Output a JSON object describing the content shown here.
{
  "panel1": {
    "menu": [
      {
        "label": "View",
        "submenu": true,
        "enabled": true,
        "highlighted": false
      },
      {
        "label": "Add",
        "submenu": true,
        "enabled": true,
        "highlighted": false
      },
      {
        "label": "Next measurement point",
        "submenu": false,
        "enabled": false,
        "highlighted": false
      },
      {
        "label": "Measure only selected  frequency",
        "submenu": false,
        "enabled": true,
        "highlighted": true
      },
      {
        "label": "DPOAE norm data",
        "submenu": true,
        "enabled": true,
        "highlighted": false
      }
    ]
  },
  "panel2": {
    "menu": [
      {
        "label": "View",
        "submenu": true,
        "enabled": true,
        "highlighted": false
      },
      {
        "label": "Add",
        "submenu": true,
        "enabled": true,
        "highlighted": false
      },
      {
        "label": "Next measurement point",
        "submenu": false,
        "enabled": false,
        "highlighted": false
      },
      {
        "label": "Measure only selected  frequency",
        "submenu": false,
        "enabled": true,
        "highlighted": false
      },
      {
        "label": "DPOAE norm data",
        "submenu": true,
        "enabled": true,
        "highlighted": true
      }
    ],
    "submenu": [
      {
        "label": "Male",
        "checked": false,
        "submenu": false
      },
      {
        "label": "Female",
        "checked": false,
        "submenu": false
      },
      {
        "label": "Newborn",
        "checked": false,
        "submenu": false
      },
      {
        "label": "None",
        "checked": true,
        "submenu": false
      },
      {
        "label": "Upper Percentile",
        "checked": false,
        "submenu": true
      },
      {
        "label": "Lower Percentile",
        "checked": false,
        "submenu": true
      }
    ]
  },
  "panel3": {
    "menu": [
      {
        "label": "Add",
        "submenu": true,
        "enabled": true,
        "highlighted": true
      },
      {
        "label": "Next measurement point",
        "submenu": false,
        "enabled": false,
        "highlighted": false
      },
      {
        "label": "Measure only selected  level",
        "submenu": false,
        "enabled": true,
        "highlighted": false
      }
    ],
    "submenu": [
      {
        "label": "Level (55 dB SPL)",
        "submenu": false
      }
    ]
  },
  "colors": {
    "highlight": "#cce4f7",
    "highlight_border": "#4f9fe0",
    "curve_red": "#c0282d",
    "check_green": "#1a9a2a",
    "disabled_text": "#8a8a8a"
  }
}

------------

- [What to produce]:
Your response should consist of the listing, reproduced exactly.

- [Answer]:
Output a JSON object describing the content shown here.
{
  "panel1": {
    "menu": [
      {
        "label": "View",
        "submenu": true,
        "enabled": true,
        "highlighted": false
      },
      {
        "label": "Add",
        "submenu": true,
        "enabled": true,
        "highlighted": false
      },
      {
        "label": "Next measurement point",
        "submenu": false,
        "enabled": false,
        "highlighted": false
      },
      {
        "label": "Measure only selected  frequency",
        "submenu": false,
        "enabled": true,
        "highlighted": true
      },
      {
        "label": "DPOAE norm data",
        "submenu": true,
        "enabled": true,
        "highlighted": false
      }
    ]
  },
  "panel2": {
    "menu": [
      {
        "label": "View",
        "submenu": true,
        "enabled": true,
        "highlighted": false
      },
      {
        "label": "Add",
        "submenu": true,
        "enabled": true,
        "highlighted": false
      },
      {
        "label": "Next measurement point",
        "submenu": false,
        "enabled": false,
        "highlighted": false
      },
      {
        "label": "Measure only selected  frequency",
        "submenu": false,
        "enabled": true,
        "highlighted": false
      },
      {
        "label": "DPOAE norm data",
        "submenu": true,
        "enabled": true,
        "highlighted": true
      }
    ],
    "submenu": [
      {
        "label": "Male",
        "checked": false,
        "submenu": false
      },
      {
        "label": "Female",
        "checked": false,
        "submenu": false
      },
      {
        "label": "Newborn",
        "checked": false,
        "submenu": false
      },
      {
        "label": "None",
        "checked": true,
        "submenu": false
      },
      {
        "label": "Upper Percentile",
        "checked": false,
        "submenu": true
      },
      {
        "label": "Lower Percentile",
        "checked": false,
        "submenu": true
      }
    ]
  },
  "panel3": {
    "menu": [
      {
        "label": "Add",
        "submenu": true,
        "enabled": true,
        "highlighted": true
      },
      {
        "label": "Next measurement point",
        "submenu": false,
        "enabled": false,
        "highlighted": false
      },
      {
        "label": "Measure only selected  level",
        "submenu": false,
        "enabled": true,
        "highlighted": false
      }
    ],
    "submenu": [
      {
        "label": "Level (55 dB SPL)",
        "submenu": false
      }
    ]
  },
  "colors": {
    "highlight": "#cce4f7",
    "highlight_border": "#4f9fe0",
    "curve_red": "#c0282d",
    "check_green": "#1a9a2a",
    "disabled_text": "#8a8a8a"
  }
}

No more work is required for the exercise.